Element data from apps and pages -
☆ ☆ ☆ ☆ ☆

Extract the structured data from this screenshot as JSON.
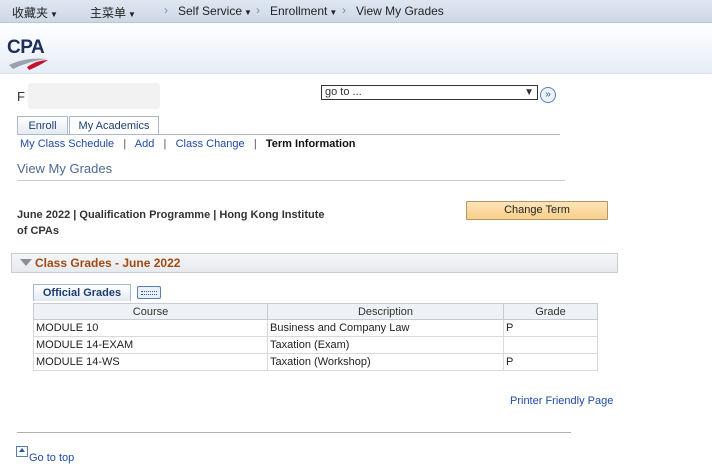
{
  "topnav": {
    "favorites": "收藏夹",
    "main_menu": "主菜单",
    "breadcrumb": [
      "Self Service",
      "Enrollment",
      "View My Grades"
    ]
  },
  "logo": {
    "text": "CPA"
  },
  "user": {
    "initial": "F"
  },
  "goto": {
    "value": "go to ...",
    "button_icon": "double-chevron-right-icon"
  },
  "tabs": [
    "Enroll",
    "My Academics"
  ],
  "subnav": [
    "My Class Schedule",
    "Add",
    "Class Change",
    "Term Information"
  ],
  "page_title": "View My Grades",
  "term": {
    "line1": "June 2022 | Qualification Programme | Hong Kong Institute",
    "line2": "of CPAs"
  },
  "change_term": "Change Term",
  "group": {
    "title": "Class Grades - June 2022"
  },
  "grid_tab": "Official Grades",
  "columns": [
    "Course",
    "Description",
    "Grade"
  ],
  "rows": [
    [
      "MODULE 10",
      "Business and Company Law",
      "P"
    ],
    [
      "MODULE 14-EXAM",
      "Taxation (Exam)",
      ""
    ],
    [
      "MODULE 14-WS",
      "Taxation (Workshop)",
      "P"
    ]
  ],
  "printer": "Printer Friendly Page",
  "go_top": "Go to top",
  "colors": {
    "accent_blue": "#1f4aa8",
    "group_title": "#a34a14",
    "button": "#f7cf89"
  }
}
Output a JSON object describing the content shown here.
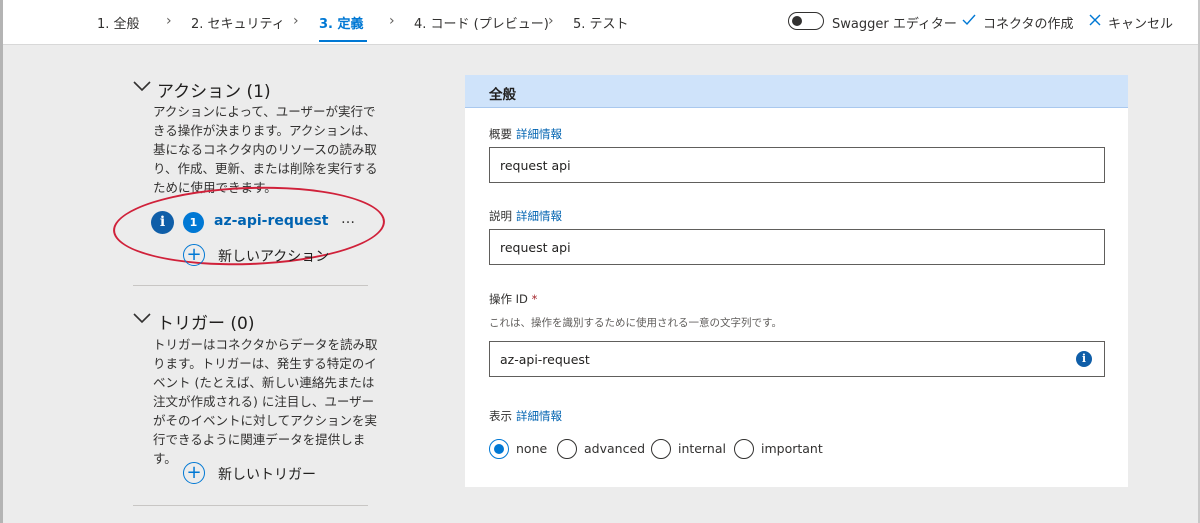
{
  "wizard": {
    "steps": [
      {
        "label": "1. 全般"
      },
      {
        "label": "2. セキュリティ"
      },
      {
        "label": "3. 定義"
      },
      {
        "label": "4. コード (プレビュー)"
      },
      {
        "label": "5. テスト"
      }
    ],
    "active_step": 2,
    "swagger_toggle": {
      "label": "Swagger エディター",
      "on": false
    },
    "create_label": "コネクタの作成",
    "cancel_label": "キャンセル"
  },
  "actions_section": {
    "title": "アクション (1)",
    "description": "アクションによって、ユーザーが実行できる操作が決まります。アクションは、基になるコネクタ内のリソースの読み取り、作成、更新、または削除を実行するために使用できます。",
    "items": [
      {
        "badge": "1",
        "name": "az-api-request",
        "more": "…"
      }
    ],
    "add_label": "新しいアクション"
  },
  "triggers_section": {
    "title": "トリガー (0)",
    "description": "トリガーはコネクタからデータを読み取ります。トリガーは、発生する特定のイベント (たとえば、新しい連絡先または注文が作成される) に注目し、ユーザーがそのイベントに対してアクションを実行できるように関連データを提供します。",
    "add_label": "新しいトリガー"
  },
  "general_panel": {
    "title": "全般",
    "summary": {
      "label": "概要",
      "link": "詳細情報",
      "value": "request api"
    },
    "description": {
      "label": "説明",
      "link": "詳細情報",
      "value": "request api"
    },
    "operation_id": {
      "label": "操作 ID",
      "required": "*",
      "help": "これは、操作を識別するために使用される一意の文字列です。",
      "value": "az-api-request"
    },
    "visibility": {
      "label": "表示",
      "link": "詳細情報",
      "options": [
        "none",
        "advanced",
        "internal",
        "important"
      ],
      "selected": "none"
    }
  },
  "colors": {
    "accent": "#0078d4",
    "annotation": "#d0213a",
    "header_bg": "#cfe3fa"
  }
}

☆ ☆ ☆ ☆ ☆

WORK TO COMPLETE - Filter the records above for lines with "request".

OUTPUT -
        "name": "az-api-request",
      "value": "request api"
      "value": "request api"
      "value": "az-api-request"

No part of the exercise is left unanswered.